Why that particular tree broke also is a mystery. Stewart said he thought he recognized signs of sudden oak death on the tree, which he estimated to be about 60 feet tall.

What is certain is that had she been walking just a bit slower or faster, Kuhle would have avoided her fate.

One of her brothers said he felt compelled to visit the site Monday to "try and connect the dots" with something that seems so random and meaningless.

"Most of us would have had a better chance of winning the lottery or being struck by lightning than something like this," Ken Kuhle of Palmdale said after driving all night to Freestone. "One second more or one second less would have been the difference between life and death."

David Stewart, his young eyes bloodshot, was cradled in his father's arms Monday as they stood outside their rented Freestone Flat Road home where signs caution motorists to slow down and plum trees are in full purple bloom.

The rural home just north of Freestone was the ideal setting for Jamie Kuhle, who felt she had a spiritual connection with nature and was described by one friend as being left of New Age. One of six children, Kuhle insisted on only organic foods for herself and her son. She wore a pendant around her neck that was supposed to ward off cellular waves she perceived as being a danger to her health.

Friends in this free-spirited west Sonoma County hub admired Kuhle's beliefs and were also a bit bemused by them.

At Freestone's Osmosis spa, general manager Joan Southon said Kuhle had reached a level of consciousness that others aspire to. But Southon smiled when remembering Kuhle's choice of attire, which she said most often included baggy pants and other comfortable fitting clothes.

"I doubt she ever had polyester on her," Southon said. "She preferred it to be of the Earth."

Kuhle had worked at Osmosis for eight years and had built up a devoted clientele. Southon said Kuhle's death has hit the healing community hard. But Southon does not view what happened to Kuhle as a repudiation of the love Kuhle had of nature and her belief in its power as a salve for the soul.

"I don't think she was taken out by nature. I think she went with nature."

Several people expressed the belief Kuhle died doing what she loved. But they say that's complicated by the fact her death robs her of time with her son, and vice versa. The boy was her greatest joy, said Josh Woodlander, president and CEO of Raspberry Media in Sebastopol.

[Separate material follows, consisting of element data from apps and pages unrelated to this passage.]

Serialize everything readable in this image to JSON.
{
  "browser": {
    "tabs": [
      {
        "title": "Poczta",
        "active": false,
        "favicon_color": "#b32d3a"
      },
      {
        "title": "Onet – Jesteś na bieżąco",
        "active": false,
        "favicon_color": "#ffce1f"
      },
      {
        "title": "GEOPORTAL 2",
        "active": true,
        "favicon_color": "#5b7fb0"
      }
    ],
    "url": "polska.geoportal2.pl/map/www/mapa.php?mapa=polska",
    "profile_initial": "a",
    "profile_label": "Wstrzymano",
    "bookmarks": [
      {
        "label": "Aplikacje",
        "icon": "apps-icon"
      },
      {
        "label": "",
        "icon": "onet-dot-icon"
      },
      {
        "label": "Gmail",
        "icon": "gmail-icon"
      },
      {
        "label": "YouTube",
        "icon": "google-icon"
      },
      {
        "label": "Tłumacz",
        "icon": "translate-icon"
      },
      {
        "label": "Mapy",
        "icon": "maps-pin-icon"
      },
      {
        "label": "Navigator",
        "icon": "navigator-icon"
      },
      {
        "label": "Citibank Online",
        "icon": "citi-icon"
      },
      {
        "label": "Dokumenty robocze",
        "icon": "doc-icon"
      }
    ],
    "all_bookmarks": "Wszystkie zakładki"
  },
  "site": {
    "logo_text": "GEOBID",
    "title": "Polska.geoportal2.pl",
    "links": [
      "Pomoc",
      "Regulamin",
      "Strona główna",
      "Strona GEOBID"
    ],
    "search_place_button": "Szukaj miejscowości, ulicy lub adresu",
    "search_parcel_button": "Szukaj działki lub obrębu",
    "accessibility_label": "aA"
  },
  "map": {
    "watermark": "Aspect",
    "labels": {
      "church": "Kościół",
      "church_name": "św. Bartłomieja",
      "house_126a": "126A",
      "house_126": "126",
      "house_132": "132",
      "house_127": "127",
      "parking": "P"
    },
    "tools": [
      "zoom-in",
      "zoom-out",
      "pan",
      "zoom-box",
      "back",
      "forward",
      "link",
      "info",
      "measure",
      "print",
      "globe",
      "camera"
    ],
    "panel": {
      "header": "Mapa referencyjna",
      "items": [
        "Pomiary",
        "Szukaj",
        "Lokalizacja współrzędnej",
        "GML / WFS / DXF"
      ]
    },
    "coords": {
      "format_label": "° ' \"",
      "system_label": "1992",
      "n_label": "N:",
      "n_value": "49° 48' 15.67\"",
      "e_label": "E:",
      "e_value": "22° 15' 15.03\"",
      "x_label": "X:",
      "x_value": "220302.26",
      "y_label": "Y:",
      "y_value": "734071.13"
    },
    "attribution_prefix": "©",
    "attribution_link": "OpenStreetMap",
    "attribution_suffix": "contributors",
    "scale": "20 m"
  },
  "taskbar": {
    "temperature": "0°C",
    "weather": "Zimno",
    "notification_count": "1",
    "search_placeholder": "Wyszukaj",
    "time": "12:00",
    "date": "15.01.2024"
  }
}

"She dedicated herself to taking care of David," he said.

Injuries and deaths related to fallen trees are not unheard of in Sonoma County.

In 2005, a 35-year-old Petaluma woman lost a finger when a 30-foot eucalyptus branch fell on her car in what locals refer to as the "gum grove," the most heavily concentrated group of trees on Lakeville Highway.

A 45-year-old woman was killed in 2002 when a 100-foot eucalyptus toppled across her car on Arnold Drive near Infineon Raceway. A eucalyptus on the MacArthur Place hotel grounds in Sonoma fell in December 2002, causing $30,000 in damage and resulting in 45 of the trees being cut down.

The other two tree-related fatalities in Sonoma County since 1995 were the result of falling redwood and fir trees.

Kuhle's loved ones hope the story of her death urges people to take caution during periods of heavy rain and wind.

On Wednesday, close friends of Kuhle's will gather for a private ceremony in Sebastopol that will honor the Tibetan tradition of helping one's soul to make the transition from life to death, Southon said.

Loved ones have established the David Stewart Kuhle trust fund at Exchange Bank to help pay for the boy's future education costs.

"You do have to accept it was Jamie's time," Southon said. "It was the way her story was told."

You can reach Staff Writer Derek J. Moore at 521-5336 or

Please read our commenting policy
  • No profanity, abuse, racism, hate speech or personal attacks on others.
  • No spam or off-topic posts. Keep the conversation to the theme of the article.
  • No disinformation about current events. Claims of "Fake News" will be delayed for moderation
  • No name calling. "Orange Menace", "Libtards", etc. are not respectful.
Send a letter to the editor

Our Network

Sonoma Index-Tribune
Petaluma Argus Courier
North Bay Business Journal
Sonoma Magazine
Bite Club Eats
La Prensa Sonoma
Emerald Report
Spirited Magazine